There’s also a lot of variety in this world. If this were any other open world title, I’d be perfectly happy to throw around words like “biomes” or “topography”. But this is not a world with various distinct regions that were stitched together to create a larger map. Such a cohesive depiction of a world is rare to see in games. There’s deserts, swamplands, frozen mountains, green plains, large cities, small towns, and so much more, and each location you visit is overflowing with personality and a strong sense of identity, all of which remains respectfully consistent with the larger whole. From a settlement that is caught in the middle of an ongoing feud between two powerful families, to a city rapidly advancing towards civilization and industry while it spews poisonous smoke into the air, to a small and quaint town that is nestled in the foothills and banks on being a self-proclaimed tourist attraction, every place you visit exudes character. The term “world building” almost doesn’t do it justice.

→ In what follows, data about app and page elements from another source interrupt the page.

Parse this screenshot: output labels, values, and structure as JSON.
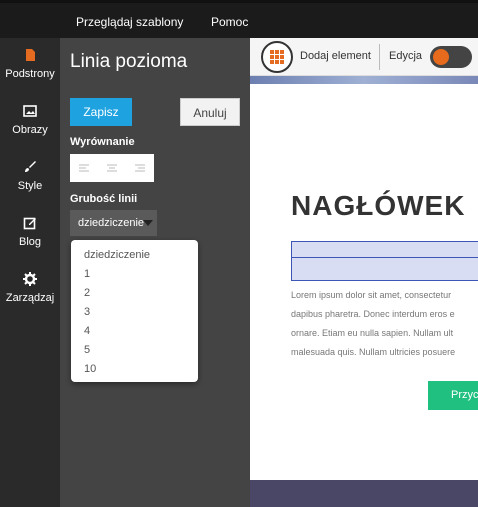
{
  "topbar": {
    "menu": [
      {
        "label": "Przeglądaj szablony"
      },
      {
        "label": "Pomoc"
      }
    ]
  },
  "leftnav": {
    "items": [
      {
        "label": "Podstrony",
        "icon": "page-icon",
        "color": "#e46b1f"
      },
      {
        "label": "Obrazy",
        "icon": "image-icon"
      },
      {
        "label": "Style",
        "icon": "brush-icon"
      },
      {
        "label": "Blog",
        "icon": "edit-square-icon"
      },
      {
        "label": "Zarządzaj",
        "icon": "gear-icon"
      }
    ]
  },
  "panel": {
    "title": "Linia pozioma",
    "save_label": "Zapisz",
    "cancel_label": "Anuluj",
    "align_label": "Wyrównanie",
    "align_options": [
      "left-align-icon",
      "center-align-icon",
      "right-align-icon"
    ],
    "thickness_label": "Grubość linii",
    "thickness_value": "dziedziczenie",
    "thickness_options": [
      "dziedziczenie",
      "1",
      "2",
      "3",
      "4",
      "5",
      "10"
    ]
  },
  "preview": {
    "toolbar": {
      "add_label": "Dodaj element",
      "edit_label": "Edycja",
      "toggle_on": true
    },
    "heading": "NAGŁÓWEK",
    "body_lines": [
      "Lorem ipsum dolor sit amet, consectetur",
      "dapibus pharetra. Donec interdum eros e",
      "ornare. Etiam eu nulla sapien. Nullam ult",
      "malesuada quis. Nullam ultricies posuere"
    ],
    "cta_label": "Przyc"
  },
  "colors": {
    "accent": "#1fa3e0",
    "brand_orange": "#e46b1f",
    "selection": "#3d56b5",
    "cta": "#20c080"
  }
}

Something else that adds to that unflinching authenticity and unreal sense of place is the fact that Red Dead Redemption 2 is a game that is almost entirely lacking in abstractions. To clean your weapon, you don’t go into a menu and select a “maintain” option- you physically see Arthur cleaning his gun with oil and a rag. When you’re in shops, you don’t select the items you want to buy from a menu- you pick them up from shelves manually (although you can purchase them while browsing a catalog as well). For every animal you skin, there’s a unique animation (though these can be skipped if you want). If you want to change the loadout of the weapons you’re carrying, you have to walk up to your horse and pull those weapons out of your saddlebag.

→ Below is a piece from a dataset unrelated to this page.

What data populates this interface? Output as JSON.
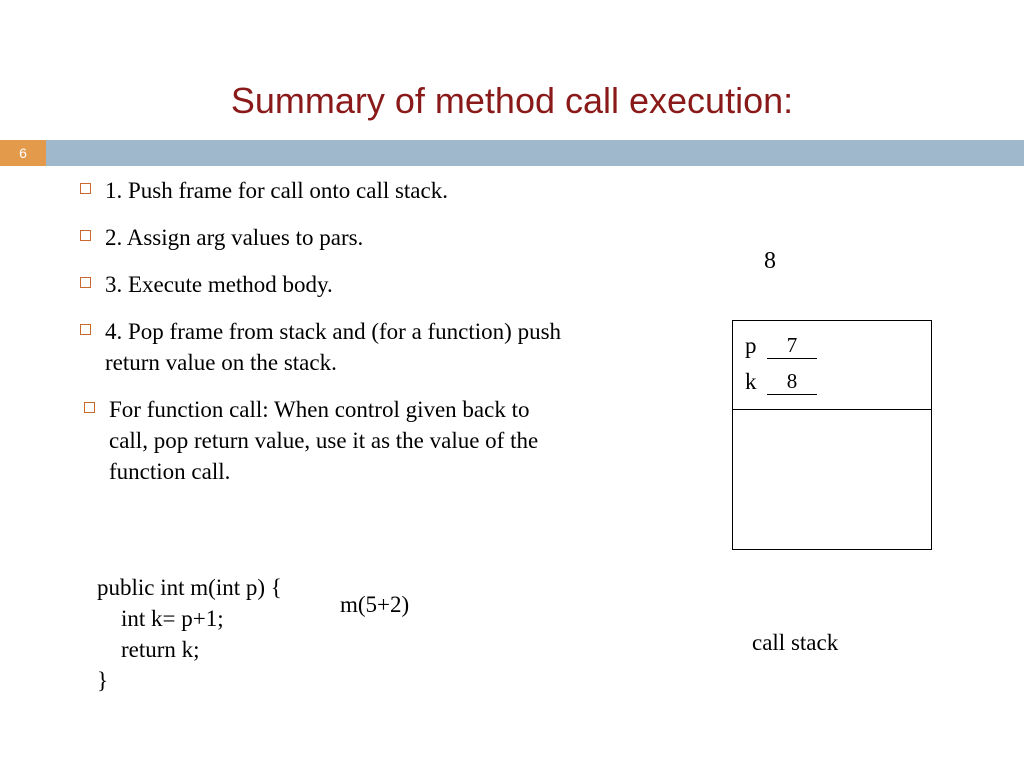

Those weapons? They don’t magically disappear into your pockets- you can always see them on your person. And that horse? If it’s ever too far away from you, you can’t just whistle and hope for it to magically appear out of nowhere- you have to physically go to where you left it last. These things, these abstractions, are things that most games need, to cut out the downtime, to speed up the process of playing. But Red Dead Redemption 2 revels in that downtime, in slowing down the pace. It firmly plants its feet in grounded reality, and never budges an inch. A potential pitfall of that is that some might look at that downtime, that refusal to cut out the fat, as obnoxious or boring design. Certainly, the abundance of travelling from point A to point B can be a little wearisome at times. But that downtime serves a higher purpose- of thoroughly immersing the player in the game’s world.
"From a settlement that is caught in the middle of an ongoing feud between two powerful families, to a city rapidly advancing towards civilization and industry while it spews poisonous smoke into the air, to a small and quaint town that is nestled in the foothills and banks on being a self-proclaimed tourist attraction, every place you visit exudes character. The term “world building” almost doesn’t do it justice."